Task objective:
From the entries that follow, gather each line holding the word "will".

[Component data from apps and pages]

=-=-=-=-=

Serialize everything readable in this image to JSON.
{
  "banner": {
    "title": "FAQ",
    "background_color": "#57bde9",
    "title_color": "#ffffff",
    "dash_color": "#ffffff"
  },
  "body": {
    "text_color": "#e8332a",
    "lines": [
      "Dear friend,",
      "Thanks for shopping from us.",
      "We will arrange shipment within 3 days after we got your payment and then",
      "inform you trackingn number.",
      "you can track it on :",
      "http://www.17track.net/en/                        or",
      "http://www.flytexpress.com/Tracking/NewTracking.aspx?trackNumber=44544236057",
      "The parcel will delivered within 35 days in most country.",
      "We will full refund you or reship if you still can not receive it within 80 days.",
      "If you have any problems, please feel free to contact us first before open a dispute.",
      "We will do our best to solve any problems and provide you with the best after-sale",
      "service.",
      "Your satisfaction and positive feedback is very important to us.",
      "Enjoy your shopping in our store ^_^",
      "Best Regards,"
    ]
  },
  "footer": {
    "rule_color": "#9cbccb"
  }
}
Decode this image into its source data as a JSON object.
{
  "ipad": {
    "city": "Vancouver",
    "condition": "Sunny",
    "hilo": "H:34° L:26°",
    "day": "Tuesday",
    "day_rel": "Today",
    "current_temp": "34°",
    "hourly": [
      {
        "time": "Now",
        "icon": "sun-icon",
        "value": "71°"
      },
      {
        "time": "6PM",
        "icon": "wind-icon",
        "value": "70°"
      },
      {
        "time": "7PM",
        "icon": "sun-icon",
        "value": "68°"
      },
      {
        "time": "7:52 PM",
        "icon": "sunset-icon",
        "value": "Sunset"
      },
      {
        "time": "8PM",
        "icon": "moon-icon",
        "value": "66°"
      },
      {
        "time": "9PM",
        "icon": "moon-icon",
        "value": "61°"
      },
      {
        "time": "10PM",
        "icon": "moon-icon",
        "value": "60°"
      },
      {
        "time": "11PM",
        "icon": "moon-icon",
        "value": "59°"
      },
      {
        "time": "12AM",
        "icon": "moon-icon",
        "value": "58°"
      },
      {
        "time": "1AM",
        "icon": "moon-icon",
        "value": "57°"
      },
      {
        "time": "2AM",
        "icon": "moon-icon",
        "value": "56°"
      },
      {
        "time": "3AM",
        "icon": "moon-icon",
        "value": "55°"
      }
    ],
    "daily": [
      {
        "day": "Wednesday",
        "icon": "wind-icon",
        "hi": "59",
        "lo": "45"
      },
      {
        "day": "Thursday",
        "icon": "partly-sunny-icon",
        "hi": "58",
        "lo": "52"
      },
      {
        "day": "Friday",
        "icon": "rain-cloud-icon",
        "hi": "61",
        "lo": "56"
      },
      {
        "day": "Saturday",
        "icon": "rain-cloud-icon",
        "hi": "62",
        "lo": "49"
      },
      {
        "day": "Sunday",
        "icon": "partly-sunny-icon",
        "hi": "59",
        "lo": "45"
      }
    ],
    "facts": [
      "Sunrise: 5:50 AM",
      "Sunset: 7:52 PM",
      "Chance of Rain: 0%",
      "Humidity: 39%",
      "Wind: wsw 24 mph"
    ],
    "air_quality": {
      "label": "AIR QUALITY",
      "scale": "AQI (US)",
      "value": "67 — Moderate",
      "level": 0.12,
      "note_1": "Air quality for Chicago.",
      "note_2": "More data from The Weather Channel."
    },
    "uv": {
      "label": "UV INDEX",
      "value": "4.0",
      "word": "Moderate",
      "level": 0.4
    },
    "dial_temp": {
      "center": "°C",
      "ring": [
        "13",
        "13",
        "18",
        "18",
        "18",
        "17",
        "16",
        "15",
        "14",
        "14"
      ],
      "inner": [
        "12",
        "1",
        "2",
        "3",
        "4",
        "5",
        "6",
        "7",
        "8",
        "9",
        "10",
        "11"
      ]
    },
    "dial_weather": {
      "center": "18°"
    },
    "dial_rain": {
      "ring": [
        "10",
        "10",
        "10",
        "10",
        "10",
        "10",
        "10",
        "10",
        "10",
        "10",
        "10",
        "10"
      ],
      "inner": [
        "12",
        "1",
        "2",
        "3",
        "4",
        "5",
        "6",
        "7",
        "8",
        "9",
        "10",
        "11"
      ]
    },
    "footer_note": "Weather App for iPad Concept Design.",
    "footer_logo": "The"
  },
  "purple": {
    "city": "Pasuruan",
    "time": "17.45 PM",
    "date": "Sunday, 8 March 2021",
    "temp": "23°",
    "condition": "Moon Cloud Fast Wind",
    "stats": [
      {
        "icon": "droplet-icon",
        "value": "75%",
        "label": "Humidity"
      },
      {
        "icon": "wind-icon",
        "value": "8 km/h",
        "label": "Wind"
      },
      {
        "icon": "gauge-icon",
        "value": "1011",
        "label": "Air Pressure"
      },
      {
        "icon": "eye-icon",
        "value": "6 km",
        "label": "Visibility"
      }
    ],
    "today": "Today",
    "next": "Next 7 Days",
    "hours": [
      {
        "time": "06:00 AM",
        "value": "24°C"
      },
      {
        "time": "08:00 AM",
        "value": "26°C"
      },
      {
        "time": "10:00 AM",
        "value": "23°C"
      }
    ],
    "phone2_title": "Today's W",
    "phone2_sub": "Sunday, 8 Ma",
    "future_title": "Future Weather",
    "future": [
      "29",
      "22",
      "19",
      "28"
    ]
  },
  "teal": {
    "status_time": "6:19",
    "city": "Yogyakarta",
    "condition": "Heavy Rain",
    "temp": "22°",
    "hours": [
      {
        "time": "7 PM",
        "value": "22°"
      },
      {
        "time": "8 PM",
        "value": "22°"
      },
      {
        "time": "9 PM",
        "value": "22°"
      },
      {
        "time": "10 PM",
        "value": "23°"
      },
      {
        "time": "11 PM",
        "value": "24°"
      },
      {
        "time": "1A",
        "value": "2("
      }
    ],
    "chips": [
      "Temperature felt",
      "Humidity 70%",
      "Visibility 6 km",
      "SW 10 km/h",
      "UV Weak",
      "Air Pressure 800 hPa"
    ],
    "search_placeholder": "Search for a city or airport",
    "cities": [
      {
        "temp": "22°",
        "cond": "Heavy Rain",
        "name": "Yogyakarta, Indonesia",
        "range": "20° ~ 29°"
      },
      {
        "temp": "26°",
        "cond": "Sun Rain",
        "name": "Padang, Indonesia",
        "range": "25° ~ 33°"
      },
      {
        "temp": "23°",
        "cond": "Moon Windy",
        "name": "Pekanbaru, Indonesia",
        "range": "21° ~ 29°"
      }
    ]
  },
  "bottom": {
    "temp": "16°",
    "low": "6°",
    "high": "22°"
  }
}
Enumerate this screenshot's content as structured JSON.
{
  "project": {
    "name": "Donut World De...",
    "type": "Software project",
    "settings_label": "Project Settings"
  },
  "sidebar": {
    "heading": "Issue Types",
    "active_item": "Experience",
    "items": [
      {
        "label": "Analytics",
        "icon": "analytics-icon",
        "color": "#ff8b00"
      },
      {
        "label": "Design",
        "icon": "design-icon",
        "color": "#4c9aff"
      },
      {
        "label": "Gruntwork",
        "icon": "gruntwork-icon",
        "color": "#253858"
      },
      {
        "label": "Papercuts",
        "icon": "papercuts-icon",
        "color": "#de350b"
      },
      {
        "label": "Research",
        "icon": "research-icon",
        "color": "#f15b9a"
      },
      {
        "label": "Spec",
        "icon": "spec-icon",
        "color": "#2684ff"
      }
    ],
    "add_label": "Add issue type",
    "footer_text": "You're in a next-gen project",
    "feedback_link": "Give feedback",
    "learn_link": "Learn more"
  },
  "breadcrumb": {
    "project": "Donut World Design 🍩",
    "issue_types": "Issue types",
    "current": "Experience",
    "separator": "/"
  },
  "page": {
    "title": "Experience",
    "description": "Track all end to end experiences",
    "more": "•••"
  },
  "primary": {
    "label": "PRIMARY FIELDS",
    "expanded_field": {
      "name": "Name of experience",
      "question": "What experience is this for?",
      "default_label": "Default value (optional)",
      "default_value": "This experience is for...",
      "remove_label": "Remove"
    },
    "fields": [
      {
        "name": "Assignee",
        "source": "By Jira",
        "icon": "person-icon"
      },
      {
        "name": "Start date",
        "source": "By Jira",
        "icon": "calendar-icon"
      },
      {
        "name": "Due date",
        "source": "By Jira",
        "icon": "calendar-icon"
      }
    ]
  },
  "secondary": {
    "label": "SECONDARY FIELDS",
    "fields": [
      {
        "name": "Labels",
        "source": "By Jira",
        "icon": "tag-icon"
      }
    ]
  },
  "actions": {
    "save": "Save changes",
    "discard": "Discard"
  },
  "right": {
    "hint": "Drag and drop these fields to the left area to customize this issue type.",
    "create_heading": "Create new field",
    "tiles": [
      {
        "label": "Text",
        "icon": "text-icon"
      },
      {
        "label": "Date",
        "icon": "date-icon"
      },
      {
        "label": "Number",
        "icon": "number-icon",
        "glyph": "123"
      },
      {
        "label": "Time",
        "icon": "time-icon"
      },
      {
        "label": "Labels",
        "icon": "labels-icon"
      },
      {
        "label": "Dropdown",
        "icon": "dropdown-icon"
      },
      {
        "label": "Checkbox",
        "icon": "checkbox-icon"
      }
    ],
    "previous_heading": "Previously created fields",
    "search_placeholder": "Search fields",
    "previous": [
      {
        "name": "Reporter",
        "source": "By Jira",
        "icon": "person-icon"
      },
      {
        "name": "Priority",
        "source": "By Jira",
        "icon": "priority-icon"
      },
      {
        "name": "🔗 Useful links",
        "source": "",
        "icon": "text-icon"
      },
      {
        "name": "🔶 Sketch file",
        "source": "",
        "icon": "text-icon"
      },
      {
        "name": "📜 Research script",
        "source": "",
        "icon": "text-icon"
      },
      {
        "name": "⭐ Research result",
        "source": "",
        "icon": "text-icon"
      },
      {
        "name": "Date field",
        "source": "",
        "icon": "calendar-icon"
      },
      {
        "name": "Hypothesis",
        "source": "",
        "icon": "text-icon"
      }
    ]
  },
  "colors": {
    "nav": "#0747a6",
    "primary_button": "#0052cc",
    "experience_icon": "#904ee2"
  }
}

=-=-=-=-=

Solution below:
      "We will arrange shipment within 3 days after we got your payment and then",
      "The parcel will delivered within 35 days in most country.",
      "We will full refund you or reship if you still can not receive it within 80 days.",
      "We will do our best to solve any problems and provide you with the best after-sale",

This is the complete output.